If you google two under two you’ll probably find a plethora of advice from troubled and tired souls who decided to pop another baby out within two years of the previous one being born. So in all honesty i’m not sure if I’ll bring anything new to the table by talking about how I coped and made life easier with my small age gap, but I’ll give it a go anyway.
Top Tip Number 1. DO NOT HAVE TWO UNDER TWO.
I am, of course, joking. All age gaps have their challenges. When Florence was born Elliot was 17 months old. He was very much a baby still which made things easier in some ways, and harder in others. He had no understanding of a new baby coming along so he wasn’t too put out by the whole pregnancy/new sibling thing. He was adaptable and never showed any signs of jealousy. However, because he was so small he still had a lot of needs to be met. His lack of walking (thanks very much Elliot!) meant he had to be carried a fair bit, and he was too small to use a buggy board. But like I said, each age gap has it’s pros and cons. A smaller one means you get all your child bearing out the way quickly and there’s less chance of jealousy, and a bigger gap means your eldest child is more likely to be in school or nursery and will be more independent.
Top Tip Number 2. Buy a sling and use it.
I had a calin bleu wrap that I didn’t get on with so I moved on to a Tula and I absolutely loved it. The right carrier will really help you out when you only want to be wrangling one loose child, and babies tend to sleep very well in them. Win win if you ask me. Do your research, find a sling library, try some out and don’t give up if you don’t like the first one you use. There will be one out there for you.
Top Tip Number 3. Get a top notch double buggy.
Hunt around for one that meets all your needs. I went through a few doubles before I found the Phil & Teds Navigator V2 and I’m glad I persevered and found the right one. It will be a lifesaver when you want to be hands free when you’re out. Slings are fantastic but they are quite restricting. For example, clothes shopping ain’t happening with a baby in a sling. A good double buggy will be a lifeline when you need a bit of space without a baby strapped to your chest.

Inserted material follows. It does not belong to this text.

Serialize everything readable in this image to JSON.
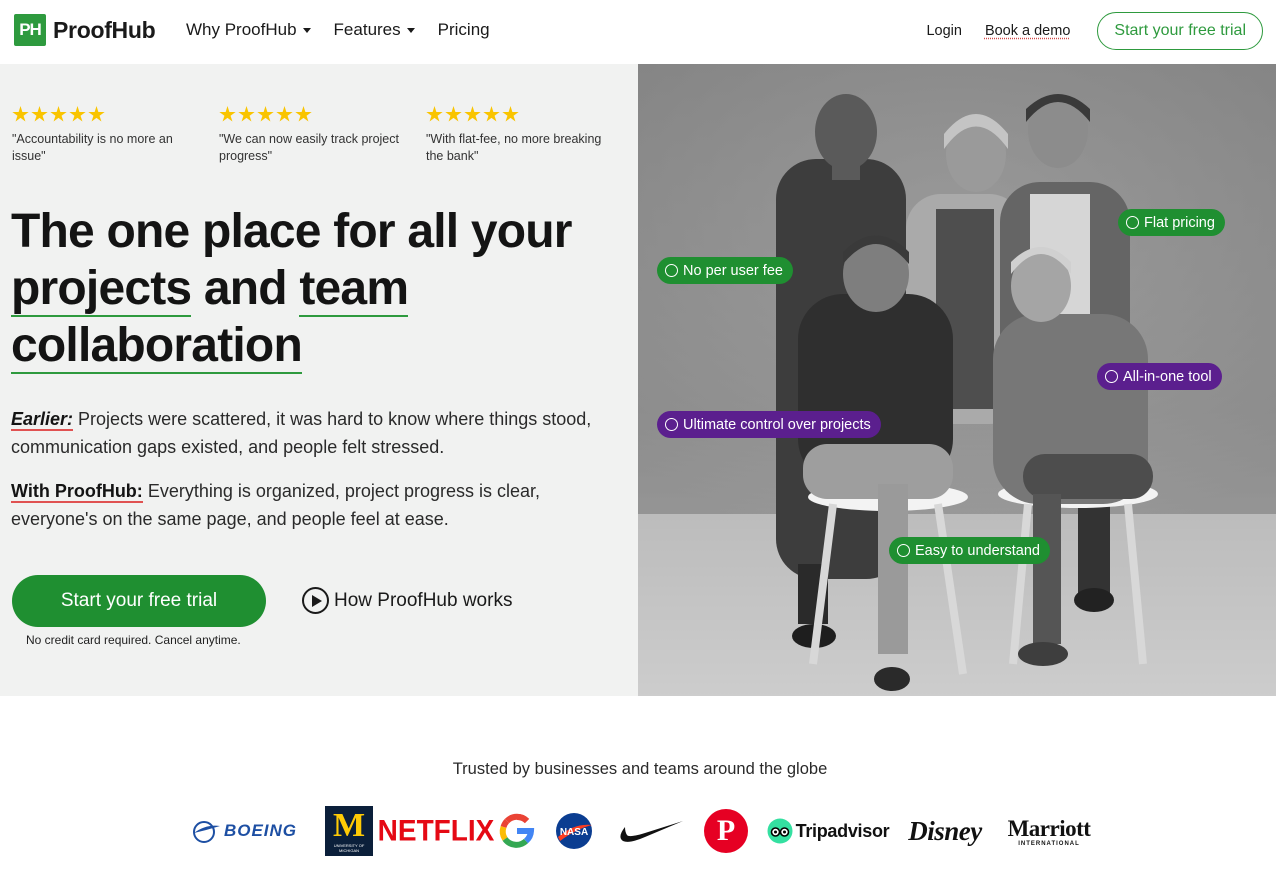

Top Tip Number 4. Try and iron out any toddler issues before the new baby comes.
A self settling, nap having toddler will be so much easier to manage than the opposite. If you can have your routine down to a fine art before the baby is born then the new arrival should hopefully just slot right in. It will also help if your toddler can play by themselves for a few periods throughout the day. It can get very stressful very quickly if everyone wants you at the same time.
Top Tip Number 5. Get out the house when you can.
Obviously routine is great, but so is going out and speaking to other adults. I found it hard to drag myself out of our safe, structured little bubble sometimes but even just popping to the local shop was enough to lift my spirits and make me feel part of the real world again. Don’t forget about your mental health. It is incredibly important.
Top Tip Number 6. Don’t give yourself a hard time.
This is advice I have to really try hard to follow. Do not beat yourself up if your toddler goes a bit neglected one day, or if you shout, or cry, or the baby is on their own for too long, or if you can’t be bothered to cook a dinner, or if the house is a tip and you just don’t have the energy to face it. Parenting is tough regardless of how many children you have or what age gaps you have between them. No one is perfect and hammering yourself with the guilt stick won’t make you a better parent tomorrow, it’ll just make you a sad one today. So try to be kind to yourself.